Imitation is the sincerest form of flattery. So let’s begin this year in indie reviews by taking a look at Azkend 2, a Bejeweled-ish puzzle game.
This game actually has a story. A somewhat basic story, for what is essentially a Bejeweled-esque game. We are introduced to the narrator, Jules, at the helm of a ship on a journey from Liverpool, when all of a sudden the boat is sucked into a whirlpool thus thrown into darkness. You awaken to find that you have landed somewhere below the sea, thankfully (and somehow) unscathed. This is where the uncharted journey begins, as you must make your way back to the surface. It’s not a masterpiece of a plot, but having one at all does ease some of the blandness that puzzle games tend to have.
Azkend 2 is a tile matching puzzle game borrowing from the aforementioned Bejeweled. Across each level, your objective is to match tiles on a huge board in order to complete it. The game is divided into chapters, with each one having several sets of puzzles. The goal of there is to find the pieces of a tool or artifact one needs to progress. Chapter 1, for instance, has four pieces of a pair of binoculars, which are needed to scope the sea. Each piece of the tool or artifact will have its own puzzle to solve. Despite this, every puzzle has the same basic mechanics. Matching three or more items in any configuration will turn the tiles under those items. The goal is for all the tiles to be purple. Some tiles may need to be turned several times for this to happen. Once the entire board is purple, the piece will fall onto the board. Tiles must then be turned to move the artifact to the bottom of the screen to finish the level.
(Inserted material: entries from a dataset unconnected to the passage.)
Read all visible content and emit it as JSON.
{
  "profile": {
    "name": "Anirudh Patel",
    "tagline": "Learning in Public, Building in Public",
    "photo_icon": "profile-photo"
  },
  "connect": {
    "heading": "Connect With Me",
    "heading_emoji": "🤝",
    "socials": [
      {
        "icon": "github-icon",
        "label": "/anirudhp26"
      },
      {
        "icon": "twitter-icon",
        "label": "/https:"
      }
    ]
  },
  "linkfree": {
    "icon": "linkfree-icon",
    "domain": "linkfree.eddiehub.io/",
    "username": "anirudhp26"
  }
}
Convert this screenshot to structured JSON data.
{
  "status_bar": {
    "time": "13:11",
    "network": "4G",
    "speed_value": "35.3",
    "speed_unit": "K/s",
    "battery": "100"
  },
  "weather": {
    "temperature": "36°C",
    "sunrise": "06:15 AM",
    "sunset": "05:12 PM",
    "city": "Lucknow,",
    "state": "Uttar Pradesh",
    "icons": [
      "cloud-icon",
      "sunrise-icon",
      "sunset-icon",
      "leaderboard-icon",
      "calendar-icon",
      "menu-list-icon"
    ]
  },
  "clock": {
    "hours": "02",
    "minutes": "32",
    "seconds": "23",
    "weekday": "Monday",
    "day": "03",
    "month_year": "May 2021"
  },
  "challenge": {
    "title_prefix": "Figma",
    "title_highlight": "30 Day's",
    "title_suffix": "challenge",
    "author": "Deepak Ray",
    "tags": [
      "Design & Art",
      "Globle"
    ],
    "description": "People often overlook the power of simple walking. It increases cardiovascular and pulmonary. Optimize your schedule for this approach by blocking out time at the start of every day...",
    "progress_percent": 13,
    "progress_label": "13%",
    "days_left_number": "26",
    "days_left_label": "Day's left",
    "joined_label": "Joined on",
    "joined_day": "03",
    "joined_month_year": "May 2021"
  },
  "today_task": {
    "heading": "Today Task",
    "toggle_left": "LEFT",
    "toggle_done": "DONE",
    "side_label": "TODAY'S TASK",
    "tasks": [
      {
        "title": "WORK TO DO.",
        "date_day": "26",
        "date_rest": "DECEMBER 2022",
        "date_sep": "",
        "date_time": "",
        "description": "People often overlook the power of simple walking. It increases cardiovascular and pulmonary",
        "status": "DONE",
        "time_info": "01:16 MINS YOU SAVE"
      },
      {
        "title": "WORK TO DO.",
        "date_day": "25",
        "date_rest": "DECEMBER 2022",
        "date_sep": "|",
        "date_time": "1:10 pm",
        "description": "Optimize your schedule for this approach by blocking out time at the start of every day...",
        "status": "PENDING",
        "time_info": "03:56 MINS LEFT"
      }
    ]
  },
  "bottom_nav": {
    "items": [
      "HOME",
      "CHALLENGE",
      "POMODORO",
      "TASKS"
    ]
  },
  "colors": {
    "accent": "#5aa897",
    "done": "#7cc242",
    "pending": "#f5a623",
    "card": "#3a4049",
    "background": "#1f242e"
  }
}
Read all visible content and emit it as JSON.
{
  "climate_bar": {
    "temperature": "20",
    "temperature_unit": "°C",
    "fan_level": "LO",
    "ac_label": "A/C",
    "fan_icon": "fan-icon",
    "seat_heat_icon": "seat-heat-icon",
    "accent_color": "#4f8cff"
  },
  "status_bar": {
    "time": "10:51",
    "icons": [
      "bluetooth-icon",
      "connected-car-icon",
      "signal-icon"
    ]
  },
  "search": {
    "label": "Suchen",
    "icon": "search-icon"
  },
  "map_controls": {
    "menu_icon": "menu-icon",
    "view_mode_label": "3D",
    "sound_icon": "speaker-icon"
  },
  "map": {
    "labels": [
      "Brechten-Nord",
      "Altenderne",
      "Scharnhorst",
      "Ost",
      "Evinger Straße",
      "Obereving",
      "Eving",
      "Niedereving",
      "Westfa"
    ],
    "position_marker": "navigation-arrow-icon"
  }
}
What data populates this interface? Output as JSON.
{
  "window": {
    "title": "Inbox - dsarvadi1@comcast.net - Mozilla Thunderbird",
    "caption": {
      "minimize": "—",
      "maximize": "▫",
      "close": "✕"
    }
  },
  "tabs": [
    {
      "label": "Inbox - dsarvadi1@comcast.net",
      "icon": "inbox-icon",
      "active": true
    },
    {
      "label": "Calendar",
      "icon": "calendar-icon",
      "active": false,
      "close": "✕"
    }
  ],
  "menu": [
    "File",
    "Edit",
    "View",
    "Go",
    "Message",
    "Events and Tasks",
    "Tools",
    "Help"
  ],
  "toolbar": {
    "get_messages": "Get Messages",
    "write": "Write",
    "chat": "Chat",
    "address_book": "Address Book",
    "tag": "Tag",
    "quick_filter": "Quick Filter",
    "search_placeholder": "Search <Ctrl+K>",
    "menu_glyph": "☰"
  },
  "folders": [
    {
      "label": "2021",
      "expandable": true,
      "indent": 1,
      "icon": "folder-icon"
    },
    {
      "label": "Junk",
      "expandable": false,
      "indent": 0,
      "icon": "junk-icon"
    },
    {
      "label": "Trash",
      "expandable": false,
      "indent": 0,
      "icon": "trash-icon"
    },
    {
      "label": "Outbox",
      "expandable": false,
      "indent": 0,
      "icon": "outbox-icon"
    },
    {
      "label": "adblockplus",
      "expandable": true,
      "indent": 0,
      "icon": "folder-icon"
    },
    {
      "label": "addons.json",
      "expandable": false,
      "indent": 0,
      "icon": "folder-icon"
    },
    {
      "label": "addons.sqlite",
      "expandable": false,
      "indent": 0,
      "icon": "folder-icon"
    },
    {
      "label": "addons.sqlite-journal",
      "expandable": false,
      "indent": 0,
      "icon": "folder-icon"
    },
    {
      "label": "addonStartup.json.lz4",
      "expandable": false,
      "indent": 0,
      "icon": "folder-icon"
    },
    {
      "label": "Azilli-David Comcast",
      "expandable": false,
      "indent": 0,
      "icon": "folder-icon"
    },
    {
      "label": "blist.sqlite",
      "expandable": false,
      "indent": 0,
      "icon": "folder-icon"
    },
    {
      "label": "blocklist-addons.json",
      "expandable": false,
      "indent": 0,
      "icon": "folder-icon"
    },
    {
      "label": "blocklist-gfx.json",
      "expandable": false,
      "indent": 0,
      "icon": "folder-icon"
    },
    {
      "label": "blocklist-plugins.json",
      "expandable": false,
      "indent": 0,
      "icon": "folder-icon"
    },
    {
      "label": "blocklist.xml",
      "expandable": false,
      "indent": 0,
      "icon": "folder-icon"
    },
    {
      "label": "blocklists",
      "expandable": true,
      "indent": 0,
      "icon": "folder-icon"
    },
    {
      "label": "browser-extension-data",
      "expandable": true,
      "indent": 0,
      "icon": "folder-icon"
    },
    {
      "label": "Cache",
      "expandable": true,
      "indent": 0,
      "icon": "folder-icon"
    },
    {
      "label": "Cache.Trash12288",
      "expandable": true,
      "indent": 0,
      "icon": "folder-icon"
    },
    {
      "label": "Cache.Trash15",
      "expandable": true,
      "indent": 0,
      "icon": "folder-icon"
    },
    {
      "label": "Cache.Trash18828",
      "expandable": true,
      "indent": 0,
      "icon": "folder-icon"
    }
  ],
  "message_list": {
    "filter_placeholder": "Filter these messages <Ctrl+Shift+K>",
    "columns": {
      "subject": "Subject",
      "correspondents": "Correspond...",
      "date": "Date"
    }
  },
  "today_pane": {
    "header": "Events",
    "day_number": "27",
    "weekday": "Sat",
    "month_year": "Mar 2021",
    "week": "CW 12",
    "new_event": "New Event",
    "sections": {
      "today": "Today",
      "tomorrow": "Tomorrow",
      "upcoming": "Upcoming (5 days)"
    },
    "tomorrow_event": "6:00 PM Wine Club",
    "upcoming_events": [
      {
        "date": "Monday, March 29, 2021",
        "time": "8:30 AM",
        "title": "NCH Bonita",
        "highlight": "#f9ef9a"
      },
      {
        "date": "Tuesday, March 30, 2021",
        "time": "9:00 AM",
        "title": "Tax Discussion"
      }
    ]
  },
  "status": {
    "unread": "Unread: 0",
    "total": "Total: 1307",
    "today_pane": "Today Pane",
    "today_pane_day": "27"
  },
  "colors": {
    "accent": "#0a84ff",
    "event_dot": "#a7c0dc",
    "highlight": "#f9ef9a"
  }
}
Every chapter follows this trend, but there are counterbalances to the monotony. Each artifact completed becomes a power-up, of which two can be equipped, one active and one passive. Active powerups involve things like freezing time or destroying tiles, and passive abilities can do such things as remove a color from the board or slow down the timer through the entire level. The timed nature of the levels changes as you progress, in scenarios such as fending off bugs or keeping a flower from wilting, so it’s good to see a puzzle game actively attempt to avoid monotony.
Unfortunately, this tends to get bogged down by the gameplay’s biggest issue: the controls. Azkend 2 is one of the few games where portable mode is recommendable over docked mode, because the touchscreen controls are so much better than analog sticks, which move slower than your average computer mouse. It’s not unplayable by any means, but clunky for sure. Even then, the timer is generous enough that the stick controls are forgivable to an extent, but they are a legitimate problem. Using the touch screen brings Azkend 2 closer to your typical mobile game and is much better enjoyed as such. Control gripes notwithstanding, Azkend 2 certainly delivers on gameplay.
If you remember the Sparkle Unleashed review, I could just copy paste my thoughts from that game’s aesthetic onto this section. Sure, the overall theme is different now going for something akin to an Atlantis story and not mystical fantasy, but the graphics and musical accompaniment are rather similar(ish), to the point where I thought they had the exact same title theme upon initial startup. That, mind you, is not a bad thing, as it still looks and sounds great.
To sum up, this is a fun game, awkward control notwithstanding. Completion is always rewarded with something, so there’s incentive to go on and see just how fast you can get through the levels. The main campaign can be done in fewer than ten or even five hours, so it’s plentiful without being a grindfest. The variety used in later stages also does wonders for avoiding the painful tedium other puzzle games might have. Azkend 2: The World Beneath is a fun, if sometimes frustrating game worth the asking price.